Black women in the United States have a significantly higher risk for preeclamptic pregnancy and stroke compared with white women. Despite this, most studies on the association between the two conditions have focused primarily on white women, according to a Boston University (BU) news release.

To combat this lack of diversity, researchers at BU conducted a study utilizing data from the Black Women’s Health Study (BWHS), which gathered data over 25 years from 59,000 Black women.

Published in The New England Journal of Medicine Evidence, the study found that Black women with a history of hypertensive disorders of pregnancy (HDOP), such as chronic hypertension or preeclampsia, have about a 66% increased long-term risk for stroke compared with white women.

“Our results may explain, in part, the disproportionately high incidence of stroke in Black women relative to other populations,” said corresponding author Shanshan Sheehy, MD, ScD, an assistant professor of medicine at BU and an investigator at the Slone Epidemiology Center, in the news release.

The women in the study answered biennial questions about preeclampsia, gestational hypertension, stroke and other conditions. Of the participants, 42,924 had given birth and did not have cardiovascular disease prior to the study.

From 1995 to 2019, there were 1,555 strokes, including 310 among 4,938 women with a history of HDOP, according to the news release. Those who reported a history of HDOP experienced 1.66 times the risk of stroke compared with those who had no pregnancy complications. Women who had a history of preeclampsia had a risk estimated to be 1.53 times higher. This association was seen in both younger and older women and women who did not have overweight in young adulthood and women who had overweight or obesity at the time.

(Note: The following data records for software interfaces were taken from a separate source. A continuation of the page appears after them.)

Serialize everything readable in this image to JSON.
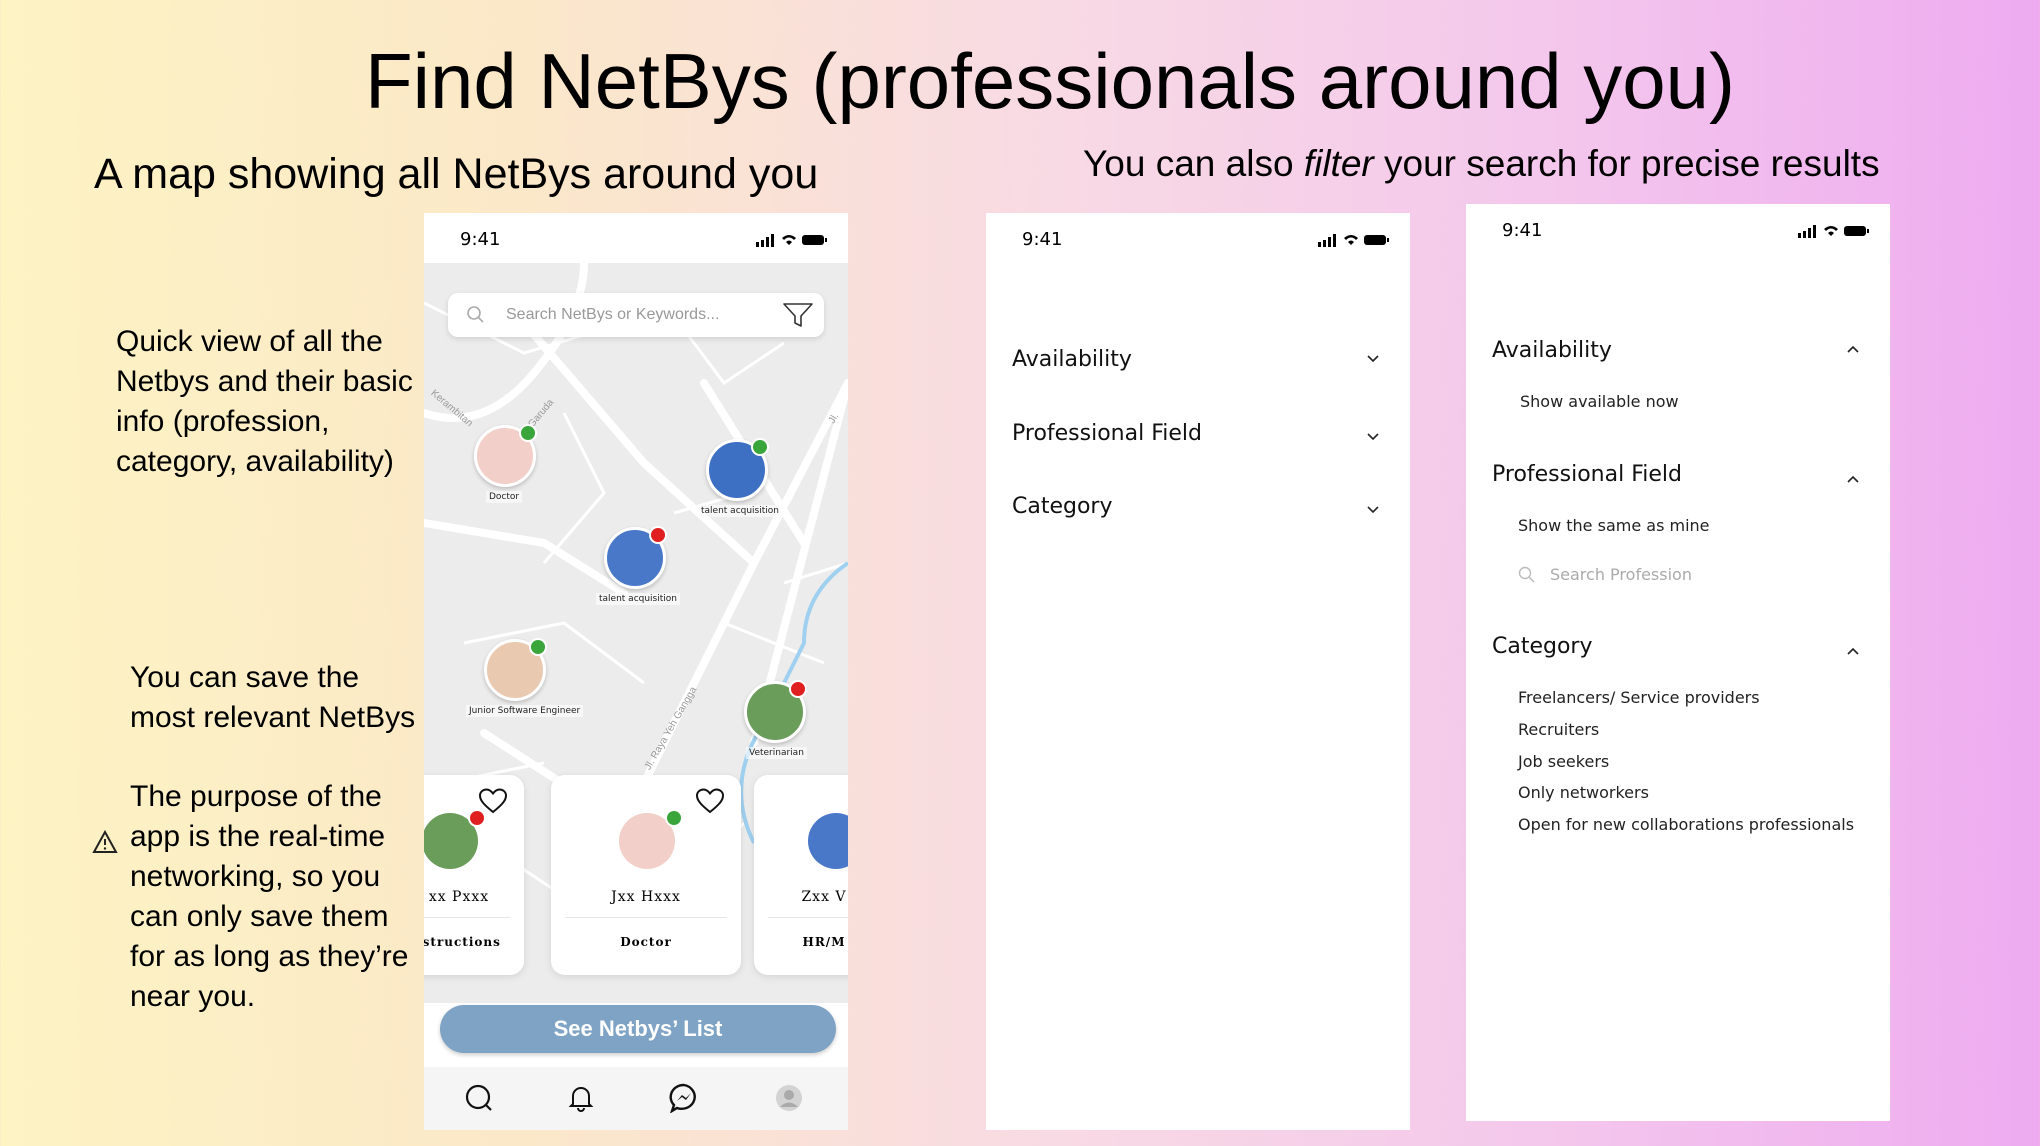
{
  "slide": {
    "title": "Find NetBys (professionals around you)",
    "left_heading": "A map showing all NetBys around you",
    "right_heading_before": "You can also ",
    "right_heading_em": "filter",
    "right_heading_after": " your search for precise results",
    "note_quick_view": "Quick view of all the Netbys and their basic info (profession, category, availability)",
    "note_save": "You can save the most relevant NetBys",
    "note_purpose": "The purpose of the app is the real-time networking, so you can only save them for as long as they’re near you."
  },
  "status_bar": {
    "time": "9:41"
  },
  "map_screen": {
    "search_placeholder": "Search NetBys or Keywords...",
    "roads": [
      "Kerambitan",
      "Jl. Garuda",
      "Jl. Raya Yeh Gangga",
      "Jl."
    ],
    "pins": [
      {
        "label": "Doctor",
        "status": "available"
      },
      {
        "label": "talent acquisition",
        "status": "available"
      },
      {
        "label": "talent acquisition",
        "status": "busy"
      },
      {
        "label": "Junior Software Engineer",
        "status": "available"
      },
      {
        "label": "Veterinarian",
        "status": "busy"
      }
    ],
    "cards": [
      {
        "name": "xx Pxxx",
        "profession": "istructions",
        "status": "busy"
      },
      {
        "name": "Jxx Hxxx",
        "profession": "Doctor",
        "status": "available"
      },
      {
        "name": "Zxx V",
        "profession": "HR/M",
        "status": "busy"
      }
    ],
    "cta": "See Netbys’ List",
    "tabs": [
      "search-icon",
      "bell-icon",
      "messenger-icon",
      "profile-icon"
    ]
  },
  "filter_collapsed": {
    "sections": [
      "Availability",
      "Professional Field",
      "Category"
    ]
  },
  "filter_expanded": {
    "availability": {
      "title": "Availability",
      "option": "Show available now"
    },
    "professional_field": {
      "title": "Professional Field",
      "option": "Show the same as mine",
      "search_placeholder": "Search Profession"
    },
    "category": {
      "title": "Category",
      "options": [
        "Freelancers/ Service providers",
        "Recruiters",
        "Job seekers",
        "Only networkers",
        "Open for new collaborations professionals"
      ]
    }
  },
  "colors": {
    "available": "#3aa53a",
    "busy": "#e02020",
    "cta": "#7ea3c4"
  }
}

Preeclampsia affects about 2% to 8% of pregnancies worldwide and is the second leading cause of maternal mortality. In the United States, the rate of preeclampsia/eclampsia is 60% higher among Black women than among white women, and that number continues to increase. 

“Our study provides evidence that pregnancy history may be an important factor for risk assessment and prevention of long-term stroke,” said Sheehy. “Cardiovascular screening recommendations for Black women in particular should take the history of HODP into account.”

To read more, click #Pregnancy. There, you’ll find headlines such as “Black, Rural Southern Women at Gravest Risk From Pregnancy Miss Out on Maternal Health Aid” and “Examining Maternal Deaths in Black Mothers.”